TASK INSTRUCTIONS: Check each line of the material below for "Hidechart", then copy the ones that contain it.

[MATERIAL TO PROCESS — start]

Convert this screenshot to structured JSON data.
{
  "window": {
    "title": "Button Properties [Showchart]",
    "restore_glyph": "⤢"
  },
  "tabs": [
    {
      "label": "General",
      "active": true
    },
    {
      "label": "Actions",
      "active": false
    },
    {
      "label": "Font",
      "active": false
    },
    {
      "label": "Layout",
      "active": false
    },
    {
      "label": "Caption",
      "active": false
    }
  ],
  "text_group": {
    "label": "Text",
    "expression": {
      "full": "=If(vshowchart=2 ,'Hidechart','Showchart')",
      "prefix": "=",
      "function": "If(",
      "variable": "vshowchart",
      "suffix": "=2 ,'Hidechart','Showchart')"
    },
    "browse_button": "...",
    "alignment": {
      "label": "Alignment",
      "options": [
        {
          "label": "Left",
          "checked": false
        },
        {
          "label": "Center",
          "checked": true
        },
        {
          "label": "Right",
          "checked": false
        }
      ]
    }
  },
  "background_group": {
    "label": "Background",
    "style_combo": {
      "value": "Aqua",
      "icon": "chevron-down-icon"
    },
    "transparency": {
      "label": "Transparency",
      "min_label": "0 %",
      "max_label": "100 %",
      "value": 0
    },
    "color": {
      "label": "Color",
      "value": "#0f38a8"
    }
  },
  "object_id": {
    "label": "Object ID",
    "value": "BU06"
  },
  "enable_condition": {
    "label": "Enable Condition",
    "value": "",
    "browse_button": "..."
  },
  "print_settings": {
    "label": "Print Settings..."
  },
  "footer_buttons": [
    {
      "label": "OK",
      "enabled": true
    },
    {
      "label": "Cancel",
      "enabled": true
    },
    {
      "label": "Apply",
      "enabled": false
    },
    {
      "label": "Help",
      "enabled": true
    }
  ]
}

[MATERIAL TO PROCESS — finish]

TASK RESULT:
      "full": "=If(vshowchart=2 ,'Hidechart','Showchart')",
      "suffix": "=2 ,'Hidechart','Showchart')"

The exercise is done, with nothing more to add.